Items from a data source
———

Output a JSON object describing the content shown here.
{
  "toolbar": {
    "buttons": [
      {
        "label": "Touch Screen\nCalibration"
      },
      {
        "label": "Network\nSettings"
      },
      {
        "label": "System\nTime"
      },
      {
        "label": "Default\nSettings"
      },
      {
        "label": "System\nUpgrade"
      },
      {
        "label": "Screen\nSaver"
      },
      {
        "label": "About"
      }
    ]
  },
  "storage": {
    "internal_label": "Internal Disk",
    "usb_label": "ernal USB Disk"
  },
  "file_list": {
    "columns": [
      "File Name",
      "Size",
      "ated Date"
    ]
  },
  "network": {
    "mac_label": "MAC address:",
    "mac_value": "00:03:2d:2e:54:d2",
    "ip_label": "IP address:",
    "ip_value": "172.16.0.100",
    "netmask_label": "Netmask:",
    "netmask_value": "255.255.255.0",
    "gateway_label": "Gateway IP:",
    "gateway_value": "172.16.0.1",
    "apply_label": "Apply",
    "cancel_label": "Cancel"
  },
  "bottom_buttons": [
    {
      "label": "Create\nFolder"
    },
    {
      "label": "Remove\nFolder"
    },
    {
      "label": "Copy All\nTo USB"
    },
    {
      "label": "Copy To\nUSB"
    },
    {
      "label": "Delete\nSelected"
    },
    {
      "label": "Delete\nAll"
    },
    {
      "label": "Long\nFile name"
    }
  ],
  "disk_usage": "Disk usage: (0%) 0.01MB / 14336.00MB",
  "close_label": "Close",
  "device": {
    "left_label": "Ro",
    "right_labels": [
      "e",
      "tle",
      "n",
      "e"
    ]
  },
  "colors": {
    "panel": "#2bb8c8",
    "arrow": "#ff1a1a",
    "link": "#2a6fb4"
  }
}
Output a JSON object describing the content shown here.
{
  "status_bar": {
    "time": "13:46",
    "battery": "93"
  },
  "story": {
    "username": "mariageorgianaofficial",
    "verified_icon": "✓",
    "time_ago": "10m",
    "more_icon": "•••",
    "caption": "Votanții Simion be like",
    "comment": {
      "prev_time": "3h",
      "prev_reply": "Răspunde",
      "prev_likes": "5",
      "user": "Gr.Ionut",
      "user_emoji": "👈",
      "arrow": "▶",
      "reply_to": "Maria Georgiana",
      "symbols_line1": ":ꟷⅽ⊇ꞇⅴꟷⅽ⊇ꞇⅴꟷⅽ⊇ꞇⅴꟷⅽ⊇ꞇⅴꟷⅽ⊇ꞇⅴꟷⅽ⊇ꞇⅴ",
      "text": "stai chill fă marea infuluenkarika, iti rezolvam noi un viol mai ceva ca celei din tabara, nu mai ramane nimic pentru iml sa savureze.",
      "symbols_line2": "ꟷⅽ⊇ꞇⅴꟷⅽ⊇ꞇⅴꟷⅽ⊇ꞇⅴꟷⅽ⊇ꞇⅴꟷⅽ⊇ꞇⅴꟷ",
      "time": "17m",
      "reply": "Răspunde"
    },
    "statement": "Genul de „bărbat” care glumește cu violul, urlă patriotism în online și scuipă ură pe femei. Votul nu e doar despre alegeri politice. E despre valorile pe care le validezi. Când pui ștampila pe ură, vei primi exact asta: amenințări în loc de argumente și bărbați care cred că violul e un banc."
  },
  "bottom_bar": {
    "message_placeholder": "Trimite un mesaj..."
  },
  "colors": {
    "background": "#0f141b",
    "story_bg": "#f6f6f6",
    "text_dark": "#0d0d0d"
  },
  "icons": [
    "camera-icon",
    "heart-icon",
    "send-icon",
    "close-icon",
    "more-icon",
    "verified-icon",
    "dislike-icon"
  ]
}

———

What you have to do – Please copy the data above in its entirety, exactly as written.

Worked solution –
Output a JSON object describing the content shown here.
{
  "toolbar": {
    "buttons": [
      {
        "label": "Touch Screen\nCalibration"
      },
      {
        "label": "Network\nSettings"
      },
      {
        "label": "System\nTime"
      },
      {
        "label": "Default\nSettings"
      },
      {
        "label": "System\nUpgrade"
      },
      {
        "label": "Screen\nSaver"
      },
      {
        "label": "About"
      }
    ]
  },
  "storage": {
    "internal_label": "Internal Disk",
    "usb_label": "ernal USB Disk"
  },
  "file_list": {
    "columns": [
      "File Name",
      "Size",
      "ated Date"
    ]
  },
  "network": {
    "mac_label": "MAC address:",
    "mac_value": "00:03:2d:2e:54:d2",
    "ip_label": "IP address:",
    "ip_value": "172.16.0.100",
    "netmask_label": "Netmask:",
    "netmask_value": "255.255.255.0",
    "gateway_label": "Gateway IP:",
    "gateway_value": "172.16.0.1",
    "apply_label": "Apply",
    "cancel_label": "Cancel"
  },
  "bottom_buttons": [
    {
      "label": "Create\nFolder"
    },
    {
      "label": "Remove\nFolder"
    },
    {
      "label": "Copy All\nTo USB"
    },
    {
      "label": "Copy To\nUSB"
    },
    {
      "label": "Delete\nSelected"
    },
    {
      "label": "Delete\nAll"
    },
    {
      "label": "Long\nFile name"
    }
  ],
  "disk_usage": "Disk usage: (0%) 0.01MB / 14336.00MB",
  "close_label": "Close",
  "device": {
    "left_label": "Ro",
    "right_labels": [
      "e",
      "tle",
      "n",
      "e"
    ]
  },
  "colors": {
    "panel": "#2bb8c8",
    "arrow": "#ff1a1a",
    "link": "#2a6fb4"
  }
}
Output a JSON object describing the content shown here.
{
  "status_bar": {
    "time": "13:46",
    "battery": "93"
  },
  "story": {
    "username": "mariageorgianaofficial",
    "verified_icon": "✓",
    "time_ago": "10m",
    "more_icon": "•••",
    "caption": "Votanții Simion be like",
    "comment": {
      "prev_time": "3h",
      "prev_reply": "Răspunde",
      "prev_likes": "5",
      "user": "Gr.Ionut",
      "user_emoji": "👈",
      "arrow": "▶",
      "reply_to": "Maria Georgiana",
      "symbols_line1": ":ꟷⅽ⊇ꞇⅴꟷⅽ⊇ꞇⅴꟷⅽ⊇ꞇⅴꟷⅽ⊇ꞇⅴꟷⅽ⊇ꞇⅴꟷⅽ⊇ꞇⅴ",
      "text": "stai chill fă marea infuluenkarika, iti rezolvam noi un viol mai ceva ca celei din tabara, nu mai ramane nimic pentru iml sa savureze.",
      "symbols_line2": "ꟷⅽ⊇ꞇⅴꟷⅽ⊇ꞇⅴꟷⅽ⊇ꞇⅴꟷⅽ⊇ꞇⅴꟷⅽ⊇ꞇⅴꟷ",
      "time": "17m",
      "reply": "Răspunde"
    },
    "statement": "Genul de „bărbat” care glumește cu violul, urlă patriotism în online și scuipă ură pe femei. Votul nu e doar despre alegeri politice. E despre valorile pe care le validezi. Când pui ștampila pe ură, vei primi exact asta: amenințări în loc de argumente și bărbați care cred că violul e un banc."
  },
  "bottom_bar": {
    "message_placeholder": "Trimite un mesaj..."
  },
  "colors": {
    "background": "#0f141b",
    "story_bg": "#f6f6f6",
    "text_dark": "#0d0d0d"
  },
  "icons": [
    "camera-icon",
    "heart-icon",
    "send-icon",
    "close-icon",
    "more-icon",
    "verified-icon",
    "dislike-icon"
  ]
}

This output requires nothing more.